TASK STATEMENT: Collect the lines of the entries where "flex" shows up.

TASK DATA:

== Segment start ==

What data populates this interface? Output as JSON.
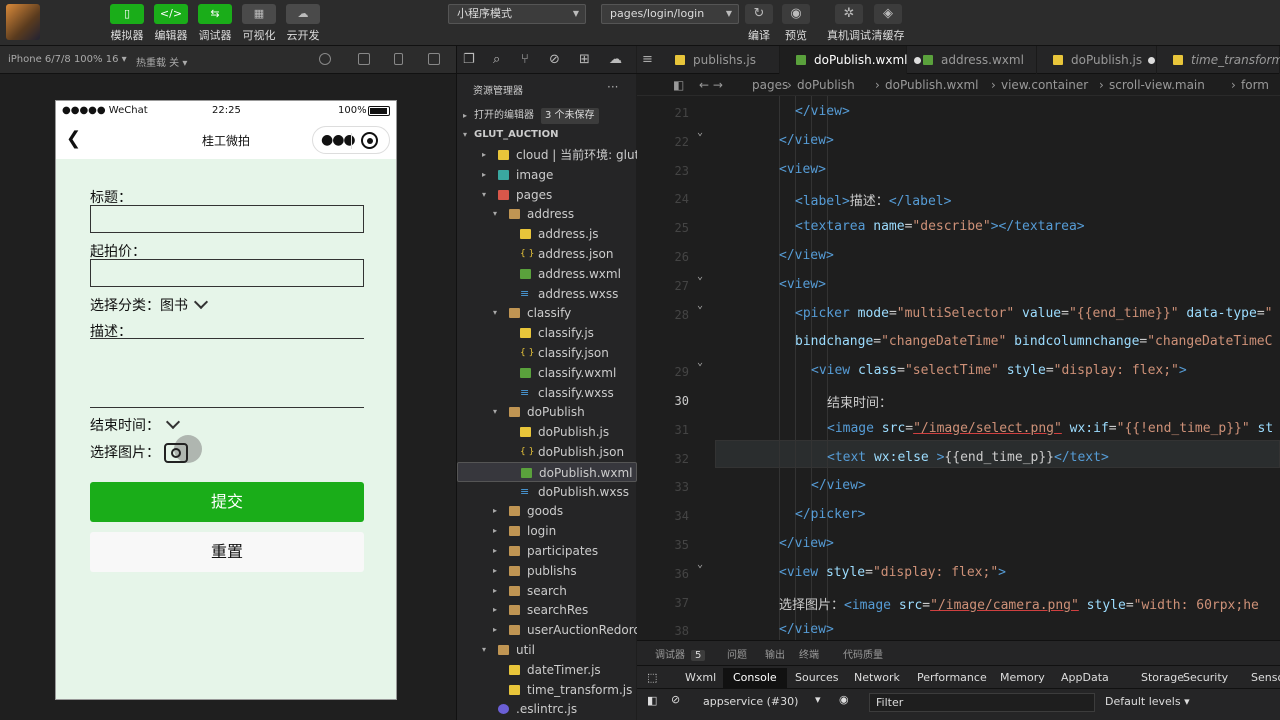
{
  "toolbar": {
    "buttons": [
      {
        "label": "模拟器",
        "icon": "phone-icon",
        "glyph": "▯"
      },
      {
        "label": "编辑器",
        "icon": "code-icon",
        "glyph": "</>"
      },
      {
        "label": "调试器",
        "icon": "debug-icon",
        "glyph": "⇆"
      },
      {
        "label": "可视化",
        "icon": "layout-icon",
        "glyph": "▦"
      },
      {
        "label": "云开发",
        "icon": "cloud-icon",
        "glyph": "☁"
      }
    ],
    "mode_select": "小程序模式",
    "page_select": "pages/login/login",
    "right_buttons": [
      {
        "label": "编译",
        "icon": "refresh-icon",
        "glyph": "↻"
      },
      {
        "label": "预览",
        "icon": "eye-icon",
        "glyph": "◉"
      },
      {
        "label": "真机调试",
        "icon": "bug-icon",
        "glyph": "✲"
      },
      {
        "label": "清缓存",
        "icon": "layers-icon",
        "glyph": "◈"
      }
    ]
  },
  "simulator_bar": {
    "device": "iPhone 6/7/8 100% 16 ▾",
    "hot_reload": "热重载 关 ▾"
  },
  "phone": {
    "status": {
      "carrier": "●●●●● WeChat",
      "time": "22:25",
      "battery": "100%"
    },
    "nav_title": "桂工微拍",
    "form": {
      "title_label": "标题：",
      "price_label": "起拍价：",
      "category_label": "选择分类：",
      "category_value": "图书",
      "describe_label": "描述：",
      "end_time_label": "结束时间：",
      "image_label": "选择图片：",
      "submit_label": "提交",
      "reset_label": "重置"
    }
  },
  "explorer": {
    "title": "资源管理器",
    "open_editors": "打开的编辑器",
    "unsaved_badge": "3 个未保存",
    "project": "GLUT_AUCTION",
    "tree": [
      {
        "label": "cloud | 当前环境: glut-...",
        "type": "cloud",
        "depth": 1,
        "arrow": "▸"
      },
      {
        "label": "image",
        "type": "img",
        "depth": 1,
        "arrow": "▸"
      },
      {
        "label": "pages",
        "type": "pages",
        "depth": 1,
        "arrow": "▾"
      },
      {
        "label": "address",
        "type": "folder",
        "depth": 2,
        "arrow": "▾"
      },
      {
        "label": "address.js",
        "type": "js",
        "depth": 3
      },
      {
        "label": "address.json",
        "type": "json",
        "depth": 3
      },
      {
        "label": "address.wxml",
        "type": "wxml",
        "depth": 3
      },
      {
        "label": "address.wxss",
        "type": "wxss",
        "depth": 3
      },
      {
        "label": "classify",
        "type": "folder",
        "depth": 2,
        "arrow": "▾"
      },
      {
        "label": "classify.js",
        "type": "js",
        "depth": 3
      },
      {
        "label": "classify.json",
        "type": "json",
        "depth": 3
      },
      {
        "label": "classify.wxml",
        "type": "wxml",
        "depth": 3
      },
      {
        "label": "classify.wxss",
        "type": "wxss",
        "depth": 3
      },
      {
        "label": "doPublish",
        "type": "folder",
        "depth": 2,
        "arrow": "▾"
      },
      {
        "label": "doPublish.js",
        "type": "js",
        "depth": 3
      },
      {
        "label": "doPublish.json",
        "type": "json",
        "depth": 3
      },
      {
        "label": "doPublish.wxml",
        "type": "wxml",
        "depth": 3,
        "selected": true
      },
      {
        "label": "doPublish.wxss",
        "type": "wxss",
        "depth": 3
      },
      {
        "label": "goods",
        "type": "folder",
        "depth": 2,
        "arrow": "▸"
      },
      {
        "label": "login",
        "type": "folder",
        "depth": 2,
        "arrow": "▸"
      },
      {
        "label": "participates",
        "type": "folder",
        "depth": 2,
        "arrow": "▸"
      },
      {
        "label": "publishs",
        "type": "folder",
        "depth": 2,
        "arrow": "▸"
      },
      {
        "label": "search",
        "type": "folder",
        "depth": 2,
        "arrow": "▸"
      },
      {
        "label": "searchRes",
        "type": "folder",
        "depth": 2,
        "arrow": "▸"
      },
      {
        "label": "userAuctionRedords",
        "type": "folder",
        "depth": 2,
        "arrow": "▸"
      },
      {
        "label": "util",
        "type": "folder",
        "depth": 1,
        "arrow": "▾"
      },
      {
        "label": "dateTimer.js",
        "type": "js",
        "depth": 2
      },
      {
        "label": "time_transform.js",
        "type": "js",
        "depth": 2
      },
      {
        "label": ".eslintrc.js",
        "type": "eslint",
        "depth": 1
      }
    ]
  },
  "editor": {
    "tabs": [
      {
        "label": "publishs.js",
        "icon": "js",
        "dirty": false
      },
      {
        "label": "doPublish.wxml",
        "icon": "wxml",
        "dirty": true,
        "active": true
      },
      {
        "label": "address.wxml",
        "icon": "wxml",
        "dirty": false
      },
      {
        "label": "doPublish.js",
        "icon": "js",
        "dirty": true
      },
      {
        "label": "time_transform.js",
        "icon": "js",
        "dirty": false
      }
    ],
    "breadcrumb": [
      "pages",
      "doPublish",
      "doPublish.wxml",
      "view.container",
      "scroll-view.main",
      "form"
    ],
    "current_line": "30",
    "lines": [
      {
        "n": "21",
        "indent": 1,
        "html": "<span class=\"t\">&lt;/view&gt;</span>"
      },
      {
        "n": "22",
        "indent": 0,
        "html": "<span class=\"t\">&lt;/view&gt;</span>",
        "fold": true
      },
      {
        "n": "23",
        "indent": 0,
        "html": "<span class=\"t\">&lt;view&gt;</span>"
      },
      {
        "n": "24",
        "indent": 1,
        "html": "<span class=\"t\">&lt;label&gt;</span>描述：<span class=\"t\">&lt;/label&gt;</span>"
      },
      {
        "n": "25",
        "indent": 1,
        "html": "<span class=\"t\">&lt;textarea</span> <span class=\"a\">name</span>=<span class=\"s\">\"describe\"</span><span class=\"t\">&gt;&lt;/textarea&gt;</span>"
      },
      {
        "n": "26",
        "indent": 0,
        "html": "<span class=\"t\">&lt;/view&gt;</span>"
      },
      {
        "n": "27",
        "indent": 0,
        "html": "<span class=\"t\">&lt;view&gt;</span>",
        "fold": true
      },
      {
        "n": "28",
        "indent": 1,
        "html": "<span class=\"t\">&lt;picker</span> <span class=\"a\">mode</span>=<span class=\"s\">\"multiSelector\"</span> <span class=\"a\">value</span>=<span class=\"s\">\"{{end_time}}\"</span> <span class=\"a\">data-type</span>=<span class=\"s\">\"</span>",
        "fold": true
      },
      {
        "n": "",
        "indent": 1,
        "html": "<span class=\"a\">bindchange</span>=<span class=\"s\">\"changeDateTime\"</span> <span class=\"a\">bindcolumnchange</span>=<span class=\"s\">\"changeDateTimeC</span>"
      },
      {
        "n": "29",
        "indent": 2,
        "html": "<span class=\"t\">&lt;view</span> <span class=\"a\">class</span>=<span class=\"s\">\"selectTime\"</span> <span class=\"a\">style</span>=<span class=\"s\">\"display: flex;\"</span><span class=\"t\">&gt;</span>",
        "fold": true
      },
      {
        "n": "30",
        "indent": 3,
        "html": "结束时间：",
        "current": true
      },
      {
        "n": "31",
        "indent": 3,
        "html": "<span class=\"t\">&lt;image</span> <span class=\"a\">src</span>=<span class=\"s\" style=\"text-decoration:underline;text-decoration-color:#d04040\">\"/image/select.png\"</span> <span class=\"a\">wx:if</span>=<span class=\"s\">\"{{!end_time_p}}\"</span> <span class=\"a\">st</span>"
      },
      {
        "n": "32",
        "indent": 3,
        "html": "<span class=\"t\">&lt;text</span> <span class=\"a\">wx:else</span> <span class=\"t\">&gt;</span>{{end_time_p}}<span class=\"t\">&lt;/text&gt;</span>"
      },
      {
        "n": "33",
        "indent": 2,
        "html": "<span class=\"t\">&lt;/view&gt;</span>"
      },
      {
        "n": "34",
        "indent": 1,
        "html": "<span class=\"t\">&lt;/picker&gt;</span>"
      },
      {
        "n": "35",
        "indent": 0,
        "html": "<span class=\"t\">&lt;/view&gt;</span>"
      },
      {
        "n": "36",
        "indent": 0,
        "html": "<span class=\"t\">&lt;view</span> <span class=\"a\">style</span>=<span class=\"s\">\"display: flex;\"</span><span class=\"t\">&gt;</span>",
        "fold": true
      },
      {
        "n": "37",
        "indent": 0,
        "html": "选择图片：<span class=\"t\">&lt;image</span> <span class=\"a\">src</span>=<span class=\"s\" style=\"text-decoration:underline;text-decoration-color:#d04040\">\"/image/camera.png\"</span> <span class=\"a\">style</span>=<span class=\"s\">\"width: 60rpx;he</span>"
      },
      {
        "n": "38",
        "indent": 0,
        "html": "<span class=\"t\">&lt;/view&gt;</span>"
      }
    ]
  },
  "panel": {
    "tabs": [
      {
        "label": "调试器",
        "count": "5"
      },
      {
        "label": "问题"
      },
      {
        "label": "输出"
      },
      {
        "label": "终端"
      },
      {
        "label": "代码质量"
      }
    ],
    "devtools_tabs": [
      "Wxml",
      "Console",
      "Sources",
      "Network",
      "Performance",
      "Memory",
      "AppData",
      "Storage",
      "Security",
      "Sensor"
    ],
    "active_devtool": "Console",
    "context": "appservice (#30)",
    "filter_placeholder": "Filter",
    "levels": "Default levels ▾"
  },
  "colors": {
    "accent": "#1aad19",
    "phone_bg": "#e6f5e9",
    "editor_bg": "#1e1e1e"
  }
}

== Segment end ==

TASK RESULT:
        "html": "<span class=\"t\">&lt;view</span> <span class=\"a\">class</span>=<span class=\"s\">\"selectTime\"</span> <span class=\"a\">style</span>=<span class=\"s\">\"display: flex;\"</span><span class=\"t\">&gt;</span>",
        "html": "<span class=\"t\">&lt;view</span> <span class=\"a\">style</span>=<span class=\"s\">\"display: flex;\"</span><span class=\"t\">&gt;</span>",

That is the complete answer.